"I think it's still timely and still urgently needed. The discussion regarding divorce has been ongoing for decades.
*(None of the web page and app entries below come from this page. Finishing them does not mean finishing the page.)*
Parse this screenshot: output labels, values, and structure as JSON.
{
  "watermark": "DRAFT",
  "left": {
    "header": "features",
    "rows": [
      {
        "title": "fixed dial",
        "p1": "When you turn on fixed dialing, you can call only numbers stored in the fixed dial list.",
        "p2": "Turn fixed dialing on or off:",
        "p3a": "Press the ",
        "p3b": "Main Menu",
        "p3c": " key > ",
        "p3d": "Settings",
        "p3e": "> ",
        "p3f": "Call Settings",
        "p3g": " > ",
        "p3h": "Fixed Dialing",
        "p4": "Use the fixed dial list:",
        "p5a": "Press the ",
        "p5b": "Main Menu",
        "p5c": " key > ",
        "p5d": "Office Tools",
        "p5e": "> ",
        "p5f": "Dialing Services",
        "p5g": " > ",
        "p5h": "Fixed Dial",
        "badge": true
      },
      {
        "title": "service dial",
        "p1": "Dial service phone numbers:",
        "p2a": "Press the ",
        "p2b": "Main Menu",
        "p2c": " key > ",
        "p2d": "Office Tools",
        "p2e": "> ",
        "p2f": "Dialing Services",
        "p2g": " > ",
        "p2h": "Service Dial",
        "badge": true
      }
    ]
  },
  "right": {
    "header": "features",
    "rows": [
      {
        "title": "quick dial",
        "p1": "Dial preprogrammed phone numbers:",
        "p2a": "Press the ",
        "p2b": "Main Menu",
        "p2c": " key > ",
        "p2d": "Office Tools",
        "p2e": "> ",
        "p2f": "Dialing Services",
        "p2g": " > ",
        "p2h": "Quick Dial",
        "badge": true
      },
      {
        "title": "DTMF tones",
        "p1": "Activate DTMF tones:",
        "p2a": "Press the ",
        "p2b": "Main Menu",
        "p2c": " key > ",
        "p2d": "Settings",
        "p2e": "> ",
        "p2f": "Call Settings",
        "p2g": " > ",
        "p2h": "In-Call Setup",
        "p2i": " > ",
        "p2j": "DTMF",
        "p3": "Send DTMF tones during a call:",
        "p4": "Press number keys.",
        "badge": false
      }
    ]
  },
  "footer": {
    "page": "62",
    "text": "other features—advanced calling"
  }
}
I hope it will be decided in favor of approving the bill making it into a law," he said.
In his remarks, Antonio Pido, Integrated Bar of the Philippines (IBP) National President, expressed his belief that there is a high possibility that the absolute divorce bill will be passed into law within the administration of President Ferdinand Marcos Jr.
"For the information of our friends from Japan, a Philippine Congress, as I have said, has just passed a bill on divorce, and the possibility of that law being passed under this administration is quite high," he said.
"If the Philippines will have this divorce law for the first time since 1935, then hopefully that kind of law will be harmonized with the laws of Japan, that will benefit both sides of the relationship," he added.
Pido also expressed hope that the Philippine - Japan law conference "will help both countries, particularly Japanese who are married to Filipinos, and also Filipinos who are married to Japanese nationals to have a common understanding on the procedure of the law that will benefit both sides."
"I hope that with an activity like this, both sides of the relationship, meaning the Japanese and the Filipino, will be able to benefit from sharing ideas and hopefully to harmonize our laws," he added.
Palacios also assures that the same joint conference will also be conducted in the future especially once the Philippines passed the absolute divorce bill into a law.
"Yes. If the absolute divorce bill is passed, for sure we will have another conference because it will be part of family law and the topic of family law is very important to the Filipinos in Japan because if you are in another country, your rules regarding your status, your capacity, your family rights are still governed by your home country but while you are abroad in Japan, you are also interacting with Japanese law," he said. Robina Asido/DMS